2. Be mindful of your content. Be thoughtful about what you’re sharing on social media, and avoid oversharing personal information that could be used against you or lead to identity theft.
3. Take breaks from the screen. Make sure to take breaks from looking at screens throughout the day, so your eyes and brain can rest. Get outside and enjoy nature, read a book, or talk to a friend face-to-face to give yourself a break from the constant flow of information online.
4. Connect with others offline. Don’t forget to nurture your offline relationships as well! Social media can’t replace human connection, so make sure to schedule regular face-to-face time with loved ones.
What Can We Do to Help?
There’s no denying that social media has become a big part of our lives. We use it to stay connected with friends and family, to share important news and events, and to document our lives. But there’s a downside to all of this social media use: addiction.
Just like any other addiction, social media addiction can lead to negative consequences in our lives. It can make us feel isolated, anxious, and depressed. It can interfere with our work and relationships. And it can even impact our physical health.
So what can we do to help those who are struggling with social media addiction? Here are some ideas:
1. Educate yourself and others about the risks of social media addiction.
2. Talk to your kids about healthy social media use from an early age.
3. Model healthy social media behavior yourself.
4. Set limits on your own social media use, and stick to them.
5. Create a support system for those who are struggling with social media addiction. This could include family, friends, or professionals such as therapists or counselors.
6. Help those who are struggling to find alternative activities that they enjoy and that don’t involve screens or technology.

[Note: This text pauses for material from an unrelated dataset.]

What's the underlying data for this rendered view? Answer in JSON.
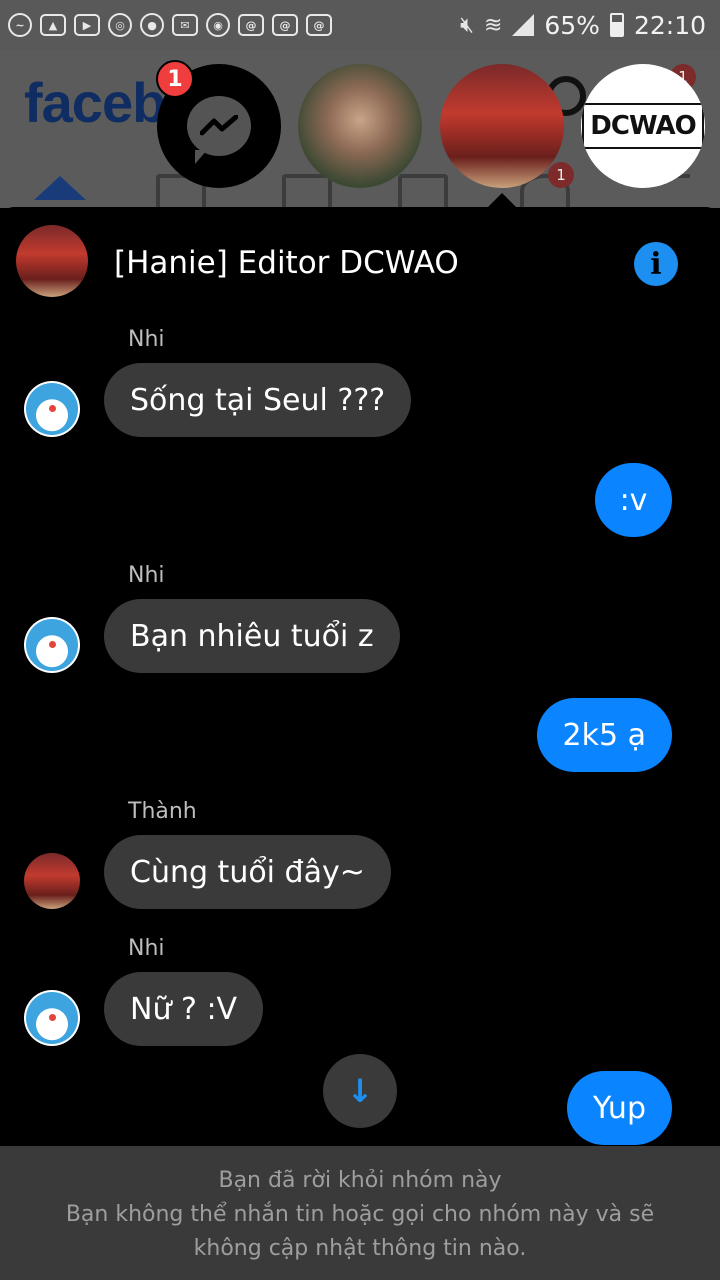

Social media addiction is a serious problem that needs to be addressed. It can have far-reaching consequences on our mental health and wellbeing, leading to feelings of isolation, anxiety and depression. By understanding how technology is rewiring our brains and the impact it could have on us, we can take steps to reduce or even eliminate its effects. We should also recognize our own weaknesses so that we do not become overwhelmed by it in the future. With greater awareness and insight, we will be able to make better decisions about how much time we spend online and reap the rewards of a healthy balance between technology use and real life experiences